START Data records

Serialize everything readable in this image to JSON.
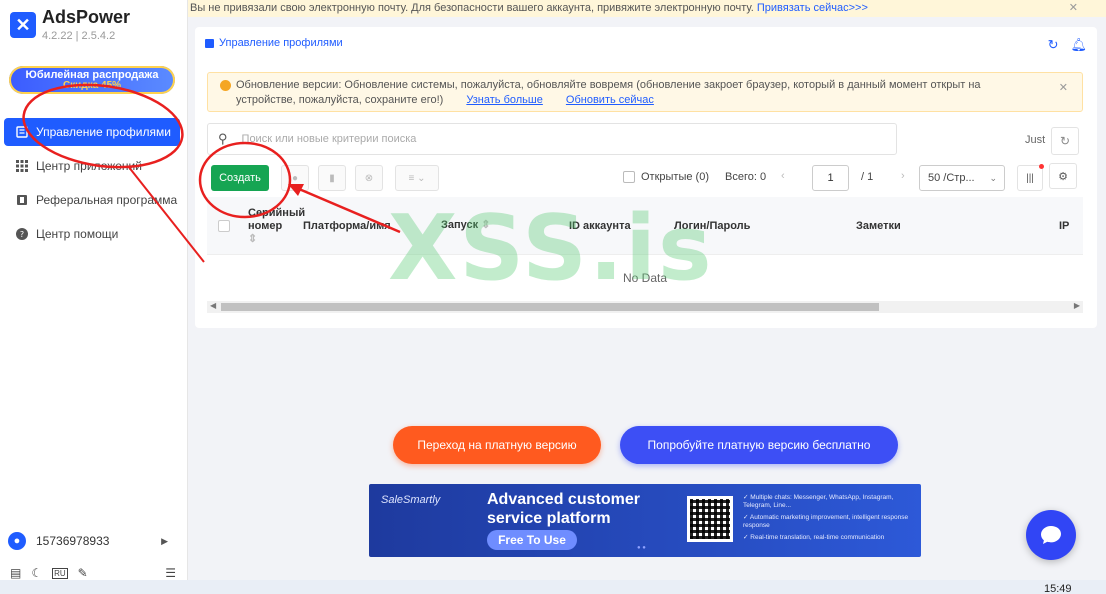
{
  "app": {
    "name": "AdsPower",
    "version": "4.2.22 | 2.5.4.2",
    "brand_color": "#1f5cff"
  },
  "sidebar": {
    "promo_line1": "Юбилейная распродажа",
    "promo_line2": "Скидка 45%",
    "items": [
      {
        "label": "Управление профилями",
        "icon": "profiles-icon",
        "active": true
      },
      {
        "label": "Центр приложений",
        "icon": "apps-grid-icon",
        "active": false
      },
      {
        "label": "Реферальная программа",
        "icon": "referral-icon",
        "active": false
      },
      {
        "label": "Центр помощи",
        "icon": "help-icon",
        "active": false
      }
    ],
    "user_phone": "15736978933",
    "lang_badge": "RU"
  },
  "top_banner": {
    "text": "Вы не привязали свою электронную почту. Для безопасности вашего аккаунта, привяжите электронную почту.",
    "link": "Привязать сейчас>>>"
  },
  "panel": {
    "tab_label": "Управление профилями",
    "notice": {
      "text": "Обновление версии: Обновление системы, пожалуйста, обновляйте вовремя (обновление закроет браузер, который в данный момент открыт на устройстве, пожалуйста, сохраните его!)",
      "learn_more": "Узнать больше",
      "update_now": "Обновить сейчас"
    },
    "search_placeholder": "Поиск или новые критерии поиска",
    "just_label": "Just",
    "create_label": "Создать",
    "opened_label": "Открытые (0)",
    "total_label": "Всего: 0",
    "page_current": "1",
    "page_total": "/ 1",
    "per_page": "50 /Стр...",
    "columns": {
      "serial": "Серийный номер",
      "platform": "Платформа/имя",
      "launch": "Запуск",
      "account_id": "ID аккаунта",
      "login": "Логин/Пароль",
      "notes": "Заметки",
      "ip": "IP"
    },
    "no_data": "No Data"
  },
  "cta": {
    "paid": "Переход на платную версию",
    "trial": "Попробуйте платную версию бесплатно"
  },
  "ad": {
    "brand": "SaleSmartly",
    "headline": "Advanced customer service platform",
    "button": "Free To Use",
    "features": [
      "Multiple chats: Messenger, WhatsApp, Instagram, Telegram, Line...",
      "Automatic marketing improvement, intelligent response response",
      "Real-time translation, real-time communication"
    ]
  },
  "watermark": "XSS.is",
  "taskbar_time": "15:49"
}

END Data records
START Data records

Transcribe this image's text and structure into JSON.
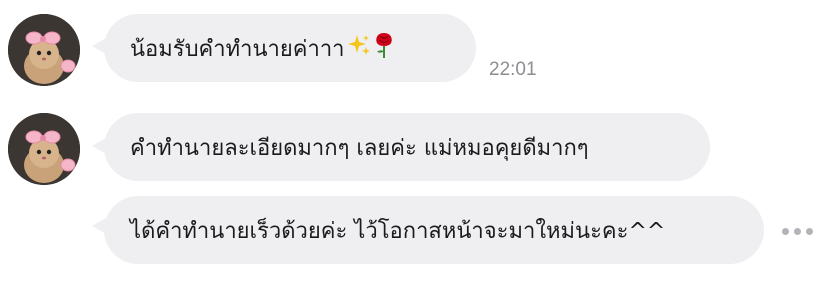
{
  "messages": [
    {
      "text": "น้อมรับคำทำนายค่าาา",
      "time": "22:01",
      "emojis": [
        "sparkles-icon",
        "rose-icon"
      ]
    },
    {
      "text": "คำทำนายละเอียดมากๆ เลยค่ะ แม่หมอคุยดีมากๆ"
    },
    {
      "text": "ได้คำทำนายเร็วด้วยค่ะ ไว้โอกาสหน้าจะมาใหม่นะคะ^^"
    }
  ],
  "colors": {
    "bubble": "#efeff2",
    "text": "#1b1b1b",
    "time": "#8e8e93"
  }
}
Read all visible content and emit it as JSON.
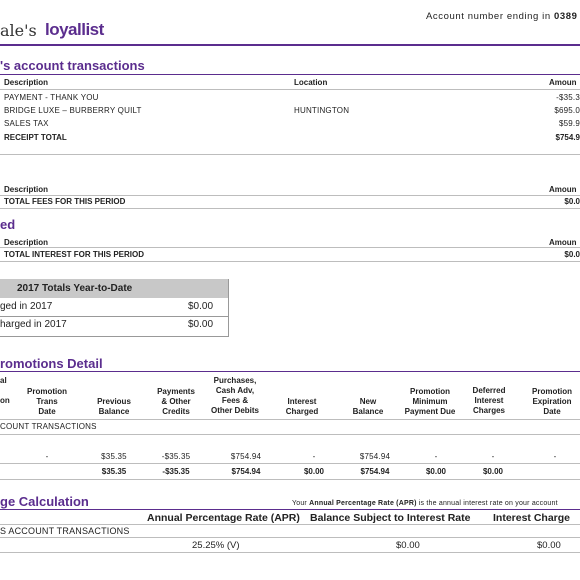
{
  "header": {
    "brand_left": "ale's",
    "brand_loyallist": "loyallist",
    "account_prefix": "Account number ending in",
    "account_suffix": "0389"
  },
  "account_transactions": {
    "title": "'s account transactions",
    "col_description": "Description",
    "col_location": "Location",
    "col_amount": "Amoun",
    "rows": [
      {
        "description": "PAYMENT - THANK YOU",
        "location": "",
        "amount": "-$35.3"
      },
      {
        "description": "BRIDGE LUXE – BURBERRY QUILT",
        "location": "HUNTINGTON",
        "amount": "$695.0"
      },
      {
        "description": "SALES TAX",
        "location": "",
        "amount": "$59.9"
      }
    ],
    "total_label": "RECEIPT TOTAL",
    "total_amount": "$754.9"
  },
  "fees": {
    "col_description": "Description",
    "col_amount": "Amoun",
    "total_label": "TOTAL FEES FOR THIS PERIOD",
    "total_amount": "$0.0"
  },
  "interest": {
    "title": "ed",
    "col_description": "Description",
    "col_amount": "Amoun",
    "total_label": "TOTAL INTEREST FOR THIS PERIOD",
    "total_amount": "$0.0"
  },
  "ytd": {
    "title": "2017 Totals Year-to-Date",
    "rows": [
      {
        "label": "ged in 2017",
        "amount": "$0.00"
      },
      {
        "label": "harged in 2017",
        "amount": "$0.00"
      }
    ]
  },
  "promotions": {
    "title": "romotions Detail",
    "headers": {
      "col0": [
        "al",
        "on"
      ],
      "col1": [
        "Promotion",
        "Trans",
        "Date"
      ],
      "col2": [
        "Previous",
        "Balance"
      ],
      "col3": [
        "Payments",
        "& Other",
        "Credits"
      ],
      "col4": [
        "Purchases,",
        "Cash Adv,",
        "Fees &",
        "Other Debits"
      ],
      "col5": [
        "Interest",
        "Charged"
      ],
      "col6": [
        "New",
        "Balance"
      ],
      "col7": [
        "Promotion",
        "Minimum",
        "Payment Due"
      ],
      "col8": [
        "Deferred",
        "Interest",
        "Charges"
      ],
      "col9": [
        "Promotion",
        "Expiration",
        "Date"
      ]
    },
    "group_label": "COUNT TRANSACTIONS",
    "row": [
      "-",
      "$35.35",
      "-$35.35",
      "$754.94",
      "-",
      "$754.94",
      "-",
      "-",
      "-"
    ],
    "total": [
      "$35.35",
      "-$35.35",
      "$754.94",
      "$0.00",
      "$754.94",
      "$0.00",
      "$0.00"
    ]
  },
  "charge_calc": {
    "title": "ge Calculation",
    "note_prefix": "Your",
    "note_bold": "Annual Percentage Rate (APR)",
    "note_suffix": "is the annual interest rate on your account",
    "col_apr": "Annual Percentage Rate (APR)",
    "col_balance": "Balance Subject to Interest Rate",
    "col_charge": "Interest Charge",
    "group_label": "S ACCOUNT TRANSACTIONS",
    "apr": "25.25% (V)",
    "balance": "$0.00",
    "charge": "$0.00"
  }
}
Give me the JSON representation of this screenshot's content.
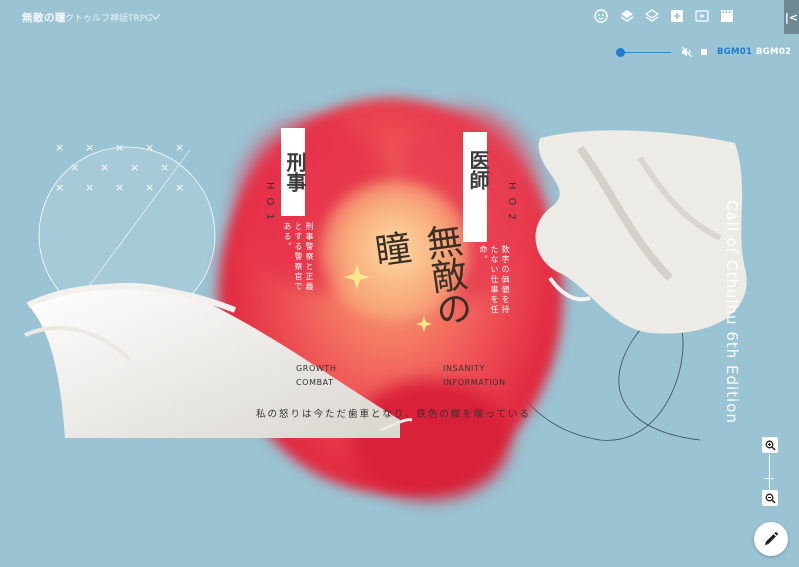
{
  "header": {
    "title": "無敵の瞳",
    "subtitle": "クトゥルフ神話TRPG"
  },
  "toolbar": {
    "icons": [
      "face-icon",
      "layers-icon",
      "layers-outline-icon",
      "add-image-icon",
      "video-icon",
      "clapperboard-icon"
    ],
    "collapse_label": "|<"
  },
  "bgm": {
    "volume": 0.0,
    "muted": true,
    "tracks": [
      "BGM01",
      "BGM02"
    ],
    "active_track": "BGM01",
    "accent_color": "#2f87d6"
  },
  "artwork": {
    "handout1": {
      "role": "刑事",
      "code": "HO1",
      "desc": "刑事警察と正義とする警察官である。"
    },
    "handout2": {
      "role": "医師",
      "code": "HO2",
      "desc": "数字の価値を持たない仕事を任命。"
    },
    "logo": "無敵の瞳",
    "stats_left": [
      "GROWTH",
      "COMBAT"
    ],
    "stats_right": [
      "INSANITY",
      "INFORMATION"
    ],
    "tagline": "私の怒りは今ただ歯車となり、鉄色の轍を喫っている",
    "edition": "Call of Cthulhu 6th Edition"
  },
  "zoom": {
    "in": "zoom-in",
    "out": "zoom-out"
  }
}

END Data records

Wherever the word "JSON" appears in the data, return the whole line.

__Response to this exercise__
Serialize everything readable in this image to JSON.
Transcribe this image's text and structure into JSON.
Read all visible content and emit it as JSON.
Give me the JSON representation of this screenshot's content.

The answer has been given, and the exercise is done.